The Gunslinger

Stephen King
The Gunslinger Cover

The grit in the teeth of imagery


I have not read enough King to be a viable critic of his work per se, but this was excellent stuff. The tapastry was rich and textured, the characters were multidimensional, the plot, though a little predictable, was not cliche'd but came across as archetypal. It is a post-modern imaginative odyssey of the highest order. We see the gunslinger in both his every man and his super man guises. We also see him with all the self absorption and betrayal of which men are capable. And yet it was not sordid but conflicted. The reader is left understanding and yet hating Roland as much as we understand and hate ourselves.

This book deserves a place alongside The Wonderful Wizard of Oz and A Princess of Mars as a distinctively American fantasy. This story could not have been written anywhere else. In fact, it could not have been written by a person of any other generation, for all its spaghetti western influence and post-apocalyptic barrenness. And yet drawing as it does on Robert Browning and remaining faithful to that poetic vision makes it a global work as well.

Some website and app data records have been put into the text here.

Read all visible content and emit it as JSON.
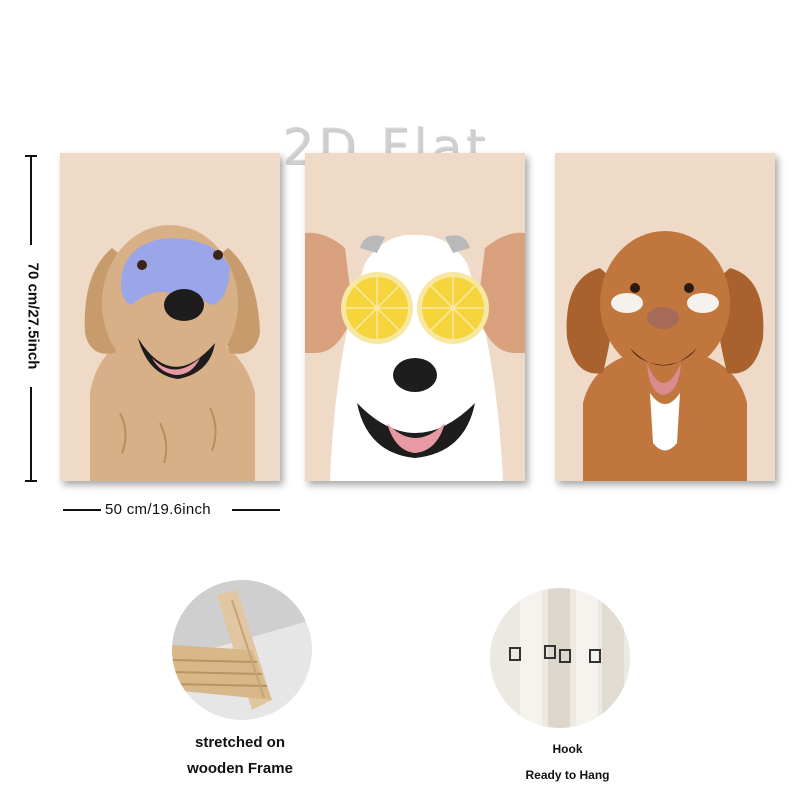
{
  "watermark": "2D Flat",
  "dimensions": {
    "height_label": "70 cm/27.5inch",
    "width_label": "50 cm/19.6inch"
  },
  "panels": [
    {
      "subject": "golden-retriever-with-blue-face-mask",
      "background": "#efd9c7"
    },
    {
      "subject": "white-dog-with-lemon-slices",
      "background": "#efd9c7"
    },
    {
      "subject": "brown-dog-with-under-eye-patches",
      "background": "#efd9c7"
    }
  ],
  "features": [
    {
      "caption_lines": [
        "stretched on",
        "wooden Frame"
      ],
      "icon": "wooden-frame-closeup"
    },
    {
      "caption_lines": [
        "Hook",
        "Ready to Hang"
      ],
      "icon": "hanging-hook-closeup"
    }
  ],
  "colors": {
    "panel_bg": "#efd9c7",
    "golden_fur": "#d8b087",
    "mask_blue": "#9aa6e8",
    "lemon": "#f6d43c",
    "brown_fur": "#c0763c"
  }
}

It is a story for adults with its sexual content and yet it does not come across as titilating, at least not to me. Instead it demonstrates how people are sometimes bound by, even enslaved by their own sexual impulses. How sex is used as a game of power and manipulation instead of intimacy and beauty. But beyond the sexual facet of the book darker emotions galvanize the story into a thing of nightmares. I would not like to see the betrayal of Jake emplanted in the mind of a child.

Having recently read The Time Machine, I am once again taken with how we are haunted by our Morlock or Slow Mutant potential. Humans dread the possibility of descending into a beastial savagery, and yet are comforted by the idea that such a state is still subject to our higher nature, able to be overcome, escaped from if not defeated.

Read the Gun Slinger if you enjoy fantasy. If you don't there's no point. Those who appreciate King's more macabre side will probably be disappointed. I have my doubts that this book could serve as gateway fantasy for lovers of westerns. However, if you don't love fantasy, and you do love profound literature, you may just stand a chance of enjoying this novel.